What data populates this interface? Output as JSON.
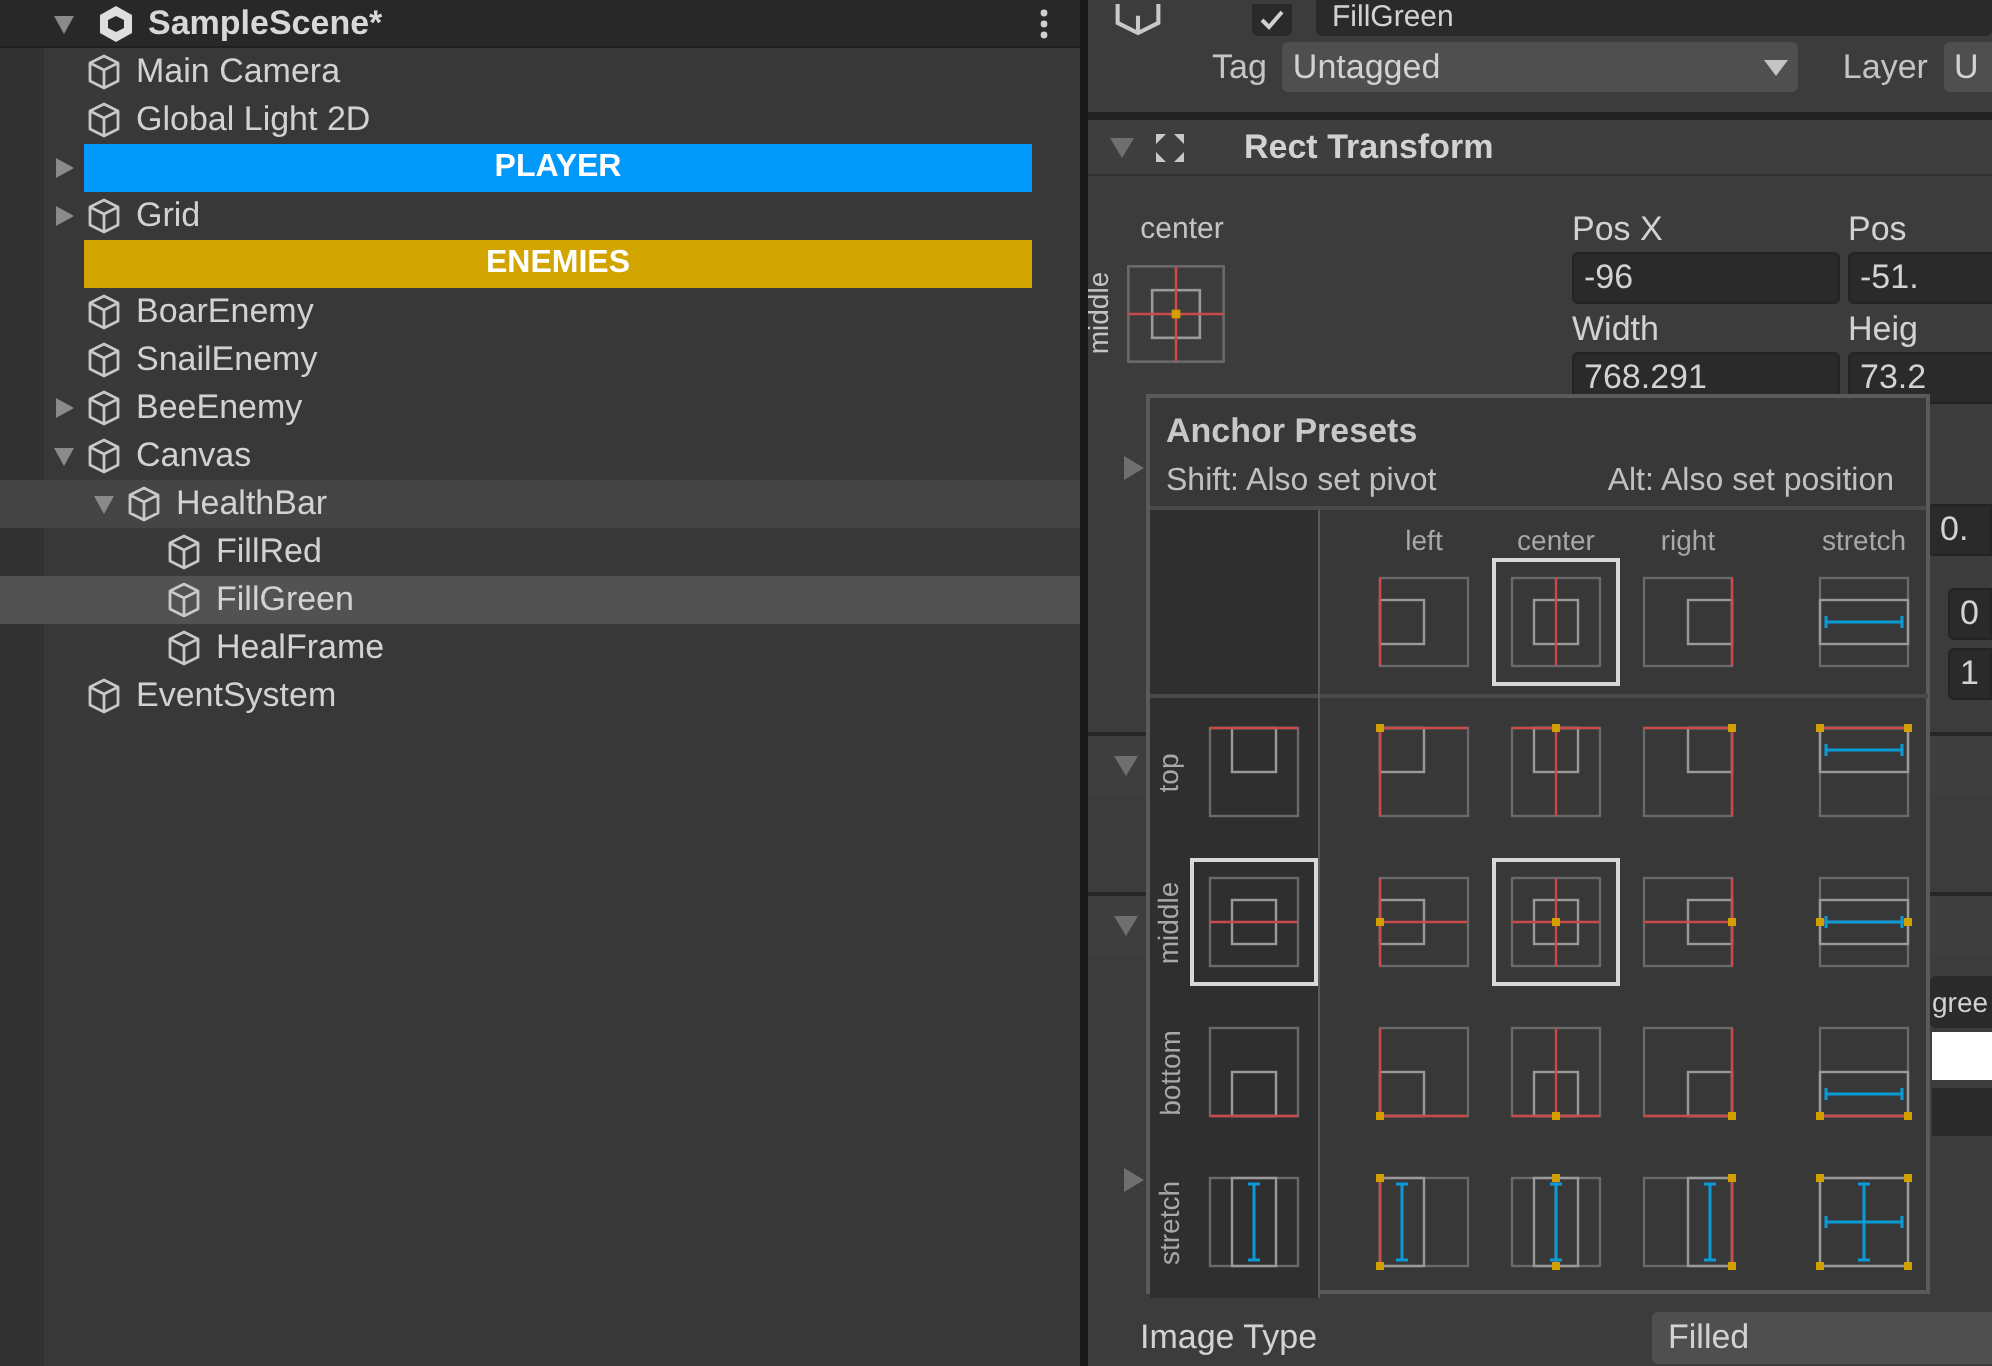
{
  "hierarchy": {
    "scene": {
      "title": "SampleScene*",
      "expanded": true
    },
    "items": [
      {
        "label": "Main Camera",
        "kind": "object",
        "selected": false,
        "hovered": false
      },
      {
        "label": "Global Light 2D",
        "kind": "object",
        "selected": false,
        "hovered": false
      },
      {
        "label": "PLAYER",
        "kind": "header",
        "color": "#0399fa",
        "expanded": false,
        "selected": false,
        "hovered": false
      },
      {
        "label": "Grid",
        "kind": "object",
        "expanded": false,
        "selected": false,
        "hovered": false
      },
      {
        "label": "ENEMIES",
        "kind": "header",
        "color": "#d2a400",
        "selected": false,
        "hovered": false
      },
      {
        "label": "BoarEnemy",
        "kind": "object",
        "selected": false,
        "hovered": false
      },
      {
        "label": "SnailEnemy",
        "kind": "object",
        "selected": false,
        "hovered": false
      },
      {
        "label": "BeeEnemy",
        "kind": "object",
        "expanded": false,
        "selected": false,
        "hovered": false
      },
      {
        "label": "Canvas",
        "kind": "object",
        "expanded": true,
        "selected": false,
        "hovered": false,
        "children": [
          {
            "label": "HealthBar",
            "kind": "object",
            "expanded": true,
            "selected": false,
            "hovered": true,
            "children": [
              {
                "label": "FillRed",
                "kind": "object",
                "selected": false,
                "hovered": false
              },
              {
                "label": "FillGreen",
                "kind": "object",
                "selected": true,
                "hovered": false
              },
              {
                "label": "HealFrame",
                "kind": "object",
                "selected": false,
                "hovered": false
              }
            ]
          }
        ]
      },
      {
        "label": "EventSystem",
        "kind": "object",
        "selected": false,
        "hovered": false
      }
    ]
  },
  "inspector": {
    "active": true,
    "name": "FillGreen",
    "tag_label": "Tag",
    "tag_value": "Untagged",
    "layer_label": "Layer",
    "layer_value": "U",
    "rect_transform": {
      "title": "Rect Transform",
      "expanded": true,
      "anchor_h": "center",
      "anchor_v": "middle",
      "fields": [
        {
          "label": "Pos X",
          "value": "-96"
        },
        {
          "label": "Pos",
          "value": "-51."
        },
        {
          "label": "Width",
          "value": "768.291"
        },
        {
          "label": "Heig",
          "value": "73.2"
        }
      ],
      "extra_rows": [
        {
          "value": "0."
        },
        {
          "value": "0"
        },
        {
          "value": "1"
        }
      ]
    },
    "color_field": "gree",
    "image_type": {
      "label": "Image Type",
      "value": "Filled"
    }
  },
  "anchor_presets": {
    "title": "Anchor Presets",
    "hint_shift": "Shift: Also set pivot",
    "hint_alt": "Alt: Also set position",
    "columns": [
      {
        "label": "left",
        "kind": "left",
        "selected": false
      },
      {
        "label": "center",
        "kind": "center",
        "selected": true
      },
      {
        "label": "right",
        "kind": "right",
        "selected": false
      },
      {
        "label": "stretch",
        "kind": "stretch",
        "selected": false
      }
    ],
    "rows": [
      {
        "label": "top",
        "kind": "top",
        "selected": false,
        "cells": [
          {
            "selected": false
          },
          {
            "selected": false
          },
          {
            "selected": false
          },
          {
            "selected": false
          }
        ]
      },
      {
        "label": "middle",
        "kind": "middle",
        "selected": true,
        "cells": [
          {
            "selected": false
          },
          {
            "selected": true
          },
          {
            "selected": false
          },
          {
            "selected": false
          }
        ]
      },
      {
        "label": "bottom",
        "kind": "bottom",
        "selected": false,
        "cells": [
          {
            "selected": false
          },
          {
            "selected": false
          },
          {
            "selected": false
          },
          {
            "selected": false
          }
        ]
      },
      {
        "label": "stretch",
        "kind": "stretch",
        "selected": false,
        "cells": [
          {
            "selected": false
          },
          {
            "selected": false
          },
          {
            "selected": false
          },
          {
            "selected": false
          }
        ]
      }
    ]
  }
}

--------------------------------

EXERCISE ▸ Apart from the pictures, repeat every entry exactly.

RESPONSE FOR THIS EXERCISE ▸
What data populates this interface? Output as JSON.
{
  "hierarchy": {
    "scene": {
      "title": "SampleScene*",
      "expanded": true
    },
    "items": [
      {
        "label": "Main Camera",
        "kind": "object",
        "selected": false,
        "hovered": false
      },
      {
        "label": "Global Light 2D",
        "kind": "object",
        "selected": false,
        "hovered": false
      },
      {
        "label": "PLAYER",
        "kind": "header",
        "color": "#0399fa",
        "expanded": false,
        "selected": false,
        "hovered": false
      },
      {
        "label": "Grid",
        "kind": "object",
        "expanded": false,
        "selected": false,
        "hovered": false
      },
      {
        "label": "ENEMIES",
        "kind": "header",
        "color": "#d2a400",
        "selected": false,
        "hovered": false
      },
      {
        "label": "BoarEnemy",
        "kind": "object",
        "selected": false,
        "hovered": false
      },
      {
        "label": "SnailEnemy",
        "kind": "object",
        "selected": false,
        "hovered": false
      },
      {
        "label": "BeeEnemy",
        "kind": "object",
        "expanded": false,
        "selected": false,
        "hovered": false
      },
      {
        "label": "Canvas",
        "kind": "object",
        "expanded": true,
        "selected": false,
        "hovered": false,
        "children": [
          {
            "label": "HealthBar",
            "kind": "object",
            "expanded": true,
            "selected": false,
            "hovered": true,
            "children": [
              {
                "label": "FillRed",
                "kind": "object",
                "selected": false,
                "hovered": false
              },
              {
                "label": "FillGreen",
                "kind": "object",
                "selected": true,
                "hovered": false
              },
              {
                "label": "HealFrame",
                "kind": "object",
                "selected": false,
                "hovered": false
              }
            ]
          }
        ]
      },
      {
        "label": "EventSystem",
        "kind": "object",
        "selected": false,
        "hovered": false
      }
    ]
  },
  "inspector": {
    "active": true,
    "name": "FillGreen",
    "tag_label": "Tag",
    "tag_value": "Untagged",
    "layer_label": "Layer",
    "layer_value": "U",
    "rect_transform": {
      "title": "Rect Transform",
      "expanded": true,
      "anchor_h": "center",
      "anchor_v": "middle",
      "fields": [
        {
          "label": "Pos X",
          "value": "-96"
        },
        {
          "label": "Pos",
          "value": "-51."
        },
        {
          "label": "Width",
          "value": "768.291"
        },
        {
          "label": "Heig",
          "value": "73.2"
        }
      ],
      "extra_rows": [
        {
          "value": "0."
        },
        {
          "value": "0"
        },
        {
          "value": "1"
        }
      ]
    },
    "color_field": "gree",
    "image_type": {
      "label": "Image Type",
      "value": "Filled"
    }
  },
  "anchor_presets": {
    "title": "Anchor Presets",
    "hint_shift": "Shift: Also set pivot",
    "hint_alt": "Alt: Also set position",
    "columns": [
      {
        "label": "left",
        "kind": "left",
        "selected": false
      },
      {
        "label": "center",
        "kind": "center",
        "selected": true
      },
      {
        "label": "right",
        "kind": "right",
        "selected": false
      },
      {
        "label": "stretch",
        "kind": "stretch",
        "selected": false
      }
    ],
    "rows": [
      {
        "label": "top",
        "kind": "top",
        "selected": false,
        "cells": [
          {
            "selected": false
          },
          {
            "selected": false
          },
          {
            "selected": false
          },
          {
            "selected": false
          }
        ]
      },
      {
        "label": "middle",
        "kind": "middle",
        "selected": true,
        "cells": [
          {
            "selected": false
          },
          {
            "selected": true
          },
          {
            "selected": false
          },
          {
            "selected": false
          }
        ]
      },
      {
        "label": "bottom",
        "kind": "bottom",
        "selected": false,
        "cells": [
          {
            "selected": false
          },
          {
            "selected": false
          },
          {
            "selected": false
          },
          {
            "selected": false
          }
        ]
      },
      {
        "label": "stretch",
        "kind": "stretch",
        "selected": false,
        "cells": [
          {
            "selected": false
          },
          {
            "selected": false
          },
          {
            "selected": false
          },
          {
            "selected": false
          }
        ]
      }
    ]
  }
}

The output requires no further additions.